▶ **Element data from apps and pages**:

[Start of section]

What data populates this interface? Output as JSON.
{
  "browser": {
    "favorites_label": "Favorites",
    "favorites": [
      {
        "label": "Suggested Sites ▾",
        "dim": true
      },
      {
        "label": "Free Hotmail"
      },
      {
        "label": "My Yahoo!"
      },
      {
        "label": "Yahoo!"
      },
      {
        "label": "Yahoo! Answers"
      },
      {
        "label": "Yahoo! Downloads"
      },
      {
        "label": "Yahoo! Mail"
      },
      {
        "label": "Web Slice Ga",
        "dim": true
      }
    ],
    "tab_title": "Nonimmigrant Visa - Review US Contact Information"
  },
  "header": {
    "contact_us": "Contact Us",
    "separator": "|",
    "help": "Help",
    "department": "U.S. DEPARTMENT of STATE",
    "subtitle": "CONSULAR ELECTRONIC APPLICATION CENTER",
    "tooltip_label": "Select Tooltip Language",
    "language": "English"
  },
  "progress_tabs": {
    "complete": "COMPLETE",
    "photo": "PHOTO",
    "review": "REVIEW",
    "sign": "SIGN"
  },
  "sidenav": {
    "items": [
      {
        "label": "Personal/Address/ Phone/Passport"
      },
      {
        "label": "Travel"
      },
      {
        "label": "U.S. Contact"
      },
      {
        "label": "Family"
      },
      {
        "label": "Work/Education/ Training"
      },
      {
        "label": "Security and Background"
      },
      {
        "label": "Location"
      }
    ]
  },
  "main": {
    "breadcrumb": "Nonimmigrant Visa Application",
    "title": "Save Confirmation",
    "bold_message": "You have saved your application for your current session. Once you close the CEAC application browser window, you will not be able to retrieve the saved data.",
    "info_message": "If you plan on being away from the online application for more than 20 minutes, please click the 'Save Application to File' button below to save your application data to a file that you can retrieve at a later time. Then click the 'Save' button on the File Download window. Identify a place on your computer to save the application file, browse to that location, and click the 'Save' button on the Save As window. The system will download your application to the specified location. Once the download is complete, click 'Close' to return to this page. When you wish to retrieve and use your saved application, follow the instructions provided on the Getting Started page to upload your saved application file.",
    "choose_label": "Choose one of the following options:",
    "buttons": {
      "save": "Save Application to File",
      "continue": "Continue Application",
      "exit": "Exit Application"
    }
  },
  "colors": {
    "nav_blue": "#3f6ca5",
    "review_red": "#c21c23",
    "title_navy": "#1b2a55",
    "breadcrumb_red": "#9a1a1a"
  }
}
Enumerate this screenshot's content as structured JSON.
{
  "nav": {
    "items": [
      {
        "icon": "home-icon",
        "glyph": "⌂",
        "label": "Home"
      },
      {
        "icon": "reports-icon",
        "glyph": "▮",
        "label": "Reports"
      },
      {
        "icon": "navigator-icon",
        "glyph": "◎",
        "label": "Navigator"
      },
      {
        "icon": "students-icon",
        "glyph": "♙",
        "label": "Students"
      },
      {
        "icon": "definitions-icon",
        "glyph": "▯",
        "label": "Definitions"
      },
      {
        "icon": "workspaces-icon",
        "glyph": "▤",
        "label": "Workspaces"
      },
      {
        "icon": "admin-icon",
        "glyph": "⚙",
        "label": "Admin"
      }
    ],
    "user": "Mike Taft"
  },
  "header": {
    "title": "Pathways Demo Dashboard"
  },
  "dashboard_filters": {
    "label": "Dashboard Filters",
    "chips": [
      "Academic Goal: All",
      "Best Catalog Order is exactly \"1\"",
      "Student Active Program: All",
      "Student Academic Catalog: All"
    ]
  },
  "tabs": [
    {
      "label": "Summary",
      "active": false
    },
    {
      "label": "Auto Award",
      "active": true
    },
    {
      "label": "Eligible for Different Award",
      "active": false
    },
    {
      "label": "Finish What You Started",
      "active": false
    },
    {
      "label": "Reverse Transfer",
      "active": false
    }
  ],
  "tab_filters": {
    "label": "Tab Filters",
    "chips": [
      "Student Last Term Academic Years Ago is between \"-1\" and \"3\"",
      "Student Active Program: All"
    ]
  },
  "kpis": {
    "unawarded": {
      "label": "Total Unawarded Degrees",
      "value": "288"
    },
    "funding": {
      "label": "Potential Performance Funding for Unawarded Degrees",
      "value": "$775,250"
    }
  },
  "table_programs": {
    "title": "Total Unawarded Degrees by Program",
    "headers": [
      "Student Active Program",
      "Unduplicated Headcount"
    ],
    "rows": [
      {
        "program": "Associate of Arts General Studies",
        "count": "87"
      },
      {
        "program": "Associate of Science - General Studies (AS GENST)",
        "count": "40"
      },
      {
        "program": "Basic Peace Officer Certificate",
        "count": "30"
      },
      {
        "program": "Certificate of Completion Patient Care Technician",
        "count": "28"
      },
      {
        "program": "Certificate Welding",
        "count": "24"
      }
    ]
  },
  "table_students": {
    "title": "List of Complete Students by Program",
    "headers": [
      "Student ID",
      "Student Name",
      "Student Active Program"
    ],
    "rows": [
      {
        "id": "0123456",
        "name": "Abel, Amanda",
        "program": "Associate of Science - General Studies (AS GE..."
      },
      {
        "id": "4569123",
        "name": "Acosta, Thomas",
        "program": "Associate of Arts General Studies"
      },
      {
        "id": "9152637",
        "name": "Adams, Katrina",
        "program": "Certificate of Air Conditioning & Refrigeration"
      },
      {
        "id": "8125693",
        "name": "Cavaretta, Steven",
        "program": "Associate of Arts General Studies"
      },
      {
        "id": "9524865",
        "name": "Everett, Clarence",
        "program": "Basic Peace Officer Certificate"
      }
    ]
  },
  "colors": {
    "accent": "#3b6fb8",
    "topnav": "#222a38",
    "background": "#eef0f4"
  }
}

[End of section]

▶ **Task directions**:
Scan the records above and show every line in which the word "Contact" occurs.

▶ **Answer below**:
    "tab_title": "Nonimmigrant Visa - Review US Contact Information"
    "contact_us": "Contact Us",
        "label": "U.S. Contact"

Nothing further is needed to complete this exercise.